§ ASSIGNMENT
Copy out, from the entries below, each line that holds the string "range".

[Records contained in a dataset]
=== Section Start ===

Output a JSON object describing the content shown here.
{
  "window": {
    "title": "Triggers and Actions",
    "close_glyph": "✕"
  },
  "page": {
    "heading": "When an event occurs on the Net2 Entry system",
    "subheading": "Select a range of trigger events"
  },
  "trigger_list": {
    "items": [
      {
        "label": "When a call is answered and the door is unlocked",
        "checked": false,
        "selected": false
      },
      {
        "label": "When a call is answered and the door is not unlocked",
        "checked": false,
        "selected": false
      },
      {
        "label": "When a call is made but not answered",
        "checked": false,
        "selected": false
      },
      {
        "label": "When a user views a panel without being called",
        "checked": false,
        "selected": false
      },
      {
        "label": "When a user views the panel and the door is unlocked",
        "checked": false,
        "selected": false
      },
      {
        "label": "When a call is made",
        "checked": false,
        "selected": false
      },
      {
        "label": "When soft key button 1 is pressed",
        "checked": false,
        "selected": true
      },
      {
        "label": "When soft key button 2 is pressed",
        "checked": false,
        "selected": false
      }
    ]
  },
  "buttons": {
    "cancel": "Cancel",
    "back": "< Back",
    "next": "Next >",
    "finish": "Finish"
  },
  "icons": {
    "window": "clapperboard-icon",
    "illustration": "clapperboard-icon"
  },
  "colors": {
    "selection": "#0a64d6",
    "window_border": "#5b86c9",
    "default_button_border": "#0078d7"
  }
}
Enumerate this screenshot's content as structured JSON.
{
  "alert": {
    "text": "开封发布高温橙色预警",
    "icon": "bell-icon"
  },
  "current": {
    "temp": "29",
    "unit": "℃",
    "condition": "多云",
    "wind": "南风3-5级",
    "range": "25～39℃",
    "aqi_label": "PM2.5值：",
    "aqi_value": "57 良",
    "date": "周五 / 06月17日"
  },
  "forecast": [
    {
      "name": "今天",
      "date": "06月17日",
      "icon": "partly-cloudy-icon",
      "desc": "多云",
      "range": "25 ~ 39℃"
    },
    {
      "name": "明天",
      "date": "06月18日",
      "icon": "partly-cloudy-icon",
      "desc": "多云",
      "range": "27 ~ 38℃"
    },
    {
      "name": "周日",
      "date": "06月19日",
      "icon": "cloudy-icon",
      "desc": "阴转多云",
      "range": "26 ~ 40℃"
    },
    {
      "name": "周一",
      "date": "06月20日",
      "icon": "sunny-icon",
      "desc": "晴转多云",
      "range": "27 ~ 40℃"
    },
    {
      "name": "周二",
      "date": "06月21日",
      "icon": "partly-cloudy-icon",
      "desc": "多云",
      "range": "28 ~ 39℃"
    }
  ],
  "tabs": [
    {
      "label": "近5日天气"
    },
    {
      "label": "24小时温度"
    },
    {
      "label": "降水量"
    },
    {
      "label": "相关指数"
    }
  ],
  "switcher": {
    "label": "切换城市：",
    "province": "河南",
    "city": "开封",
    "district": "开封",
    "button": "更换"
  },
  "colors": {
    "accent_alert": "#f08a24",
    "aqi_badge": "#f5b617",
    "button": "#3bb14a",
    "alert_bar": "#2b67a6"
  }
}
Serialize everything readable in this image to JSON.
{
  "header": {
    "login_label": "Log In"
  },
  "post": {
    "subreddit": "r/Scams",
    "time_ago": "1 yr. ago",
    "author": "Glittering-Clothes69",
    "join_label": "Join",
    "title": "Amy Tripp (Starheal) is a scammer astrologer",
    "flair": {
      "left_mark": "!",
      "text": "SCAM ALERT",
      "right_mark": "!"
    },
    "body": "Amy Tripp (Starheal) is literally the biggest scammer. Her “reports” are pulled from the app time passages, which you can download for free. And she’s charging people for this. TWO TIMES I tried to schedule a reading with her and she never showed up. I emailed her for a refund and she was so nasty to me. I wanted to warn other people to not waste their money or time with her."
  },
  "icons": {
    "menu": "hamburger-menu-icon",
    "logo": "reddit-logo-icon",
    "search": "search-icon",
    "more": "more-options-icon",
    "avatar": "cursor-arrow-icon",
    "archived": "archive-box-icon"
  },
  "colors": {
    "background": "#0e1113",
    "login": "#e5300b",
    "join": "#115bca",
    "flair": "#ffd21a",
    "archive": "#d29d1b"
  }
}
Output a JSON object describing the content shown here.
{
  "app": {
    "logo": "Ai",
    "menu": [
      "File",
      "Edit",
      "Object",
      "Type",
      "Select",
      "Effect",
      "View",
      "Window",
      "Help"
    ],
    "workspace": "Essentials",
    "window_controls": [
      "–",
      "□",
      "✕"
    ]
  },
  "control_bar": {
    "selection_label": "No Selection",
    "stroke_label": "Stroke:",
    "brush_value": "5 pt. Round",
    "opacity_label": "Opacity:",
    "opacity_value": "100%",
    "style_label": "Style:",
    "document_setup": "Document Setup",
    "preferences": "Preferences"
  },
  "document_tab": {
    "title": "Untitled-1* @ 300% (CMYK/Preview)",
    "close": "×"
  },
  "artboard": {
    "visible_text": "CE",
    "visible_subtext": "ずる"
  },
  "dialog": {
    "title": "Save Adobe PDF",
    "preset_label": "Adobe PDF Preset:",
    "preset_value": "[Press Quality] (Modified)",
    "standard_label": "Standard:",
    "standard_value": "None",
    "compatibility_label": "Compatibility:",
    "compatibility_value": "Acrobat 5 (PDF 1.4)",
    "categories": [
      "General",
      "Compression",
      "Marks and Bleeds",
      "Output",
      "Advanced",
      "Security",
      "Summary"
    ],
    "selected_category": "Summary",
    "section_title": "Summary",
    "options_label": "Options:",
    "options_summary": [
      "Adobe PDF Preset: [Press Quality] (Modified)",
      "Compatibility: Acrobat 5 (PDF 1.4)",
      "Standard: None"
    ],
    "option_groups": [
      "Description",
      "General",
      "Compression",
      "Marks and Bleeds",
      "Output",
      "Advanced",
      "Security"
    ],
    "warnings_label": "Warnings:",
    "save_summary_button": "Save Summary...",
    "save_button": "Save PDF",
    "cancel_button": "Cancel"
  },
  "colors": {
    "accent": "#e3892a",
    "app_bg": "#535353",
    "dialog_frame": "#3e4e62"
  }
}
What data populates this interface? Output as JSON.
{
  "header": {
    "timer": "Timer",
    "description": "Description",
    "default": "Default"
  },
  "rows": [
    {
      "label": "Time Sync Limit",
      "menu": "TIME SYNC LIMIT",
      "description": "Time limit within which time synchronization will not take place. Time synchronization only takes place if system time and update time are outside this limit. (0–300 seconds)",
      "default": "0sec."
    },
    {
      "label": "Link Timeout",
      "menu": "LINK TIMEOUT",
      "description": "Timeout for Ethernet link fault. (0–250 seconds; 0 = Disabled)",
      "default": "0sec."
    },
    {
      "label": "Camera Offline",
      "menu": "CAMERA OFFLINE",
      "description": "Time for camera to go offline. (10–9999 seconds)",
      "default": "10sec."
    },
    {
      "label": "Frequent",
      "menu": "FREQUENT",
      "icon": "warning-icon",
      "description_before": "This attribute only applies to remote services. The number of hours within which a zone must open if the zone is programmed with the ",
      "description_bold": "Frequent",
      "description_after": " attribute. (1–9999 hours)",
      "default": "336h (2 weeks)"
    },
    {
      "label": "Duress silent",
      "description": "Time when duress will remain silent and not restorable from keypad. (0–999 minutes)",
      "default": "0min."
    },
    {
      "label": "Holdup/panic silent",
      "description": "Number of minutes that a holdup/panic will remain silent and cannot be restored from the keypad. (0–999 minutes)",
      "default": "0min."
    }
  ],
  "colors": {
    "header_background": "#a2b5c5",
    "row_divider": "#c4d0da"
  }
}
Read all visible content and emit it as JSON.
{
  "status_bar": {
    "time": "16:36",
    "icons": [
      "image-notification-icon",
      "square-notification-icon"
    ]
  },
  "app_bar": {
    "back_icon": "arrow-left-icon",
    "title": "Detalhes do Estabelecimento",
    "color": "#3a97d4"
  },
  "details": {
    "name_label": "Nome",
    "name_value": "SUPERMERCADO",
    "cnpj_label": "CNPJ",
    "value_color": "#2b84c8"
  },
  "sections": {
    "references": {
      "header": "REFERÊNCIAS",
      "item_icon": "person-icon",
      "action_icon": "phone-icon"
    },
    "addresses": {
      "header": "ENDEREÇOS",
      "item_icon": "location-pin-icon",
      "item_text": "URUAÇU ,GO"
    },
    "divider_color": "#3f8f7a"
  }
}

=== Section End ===

§ TASK RESPONSE
    "subheading": "Select a range of trigger events"
    "range": "25～39℃",
      "range": "25 ~ 39℃"
      "range": "27 ~ 38℃"
      "range": "26 ~ 40℃"
      "range": "27 ~ 40℃"
      "range": "28 ~ 39℃"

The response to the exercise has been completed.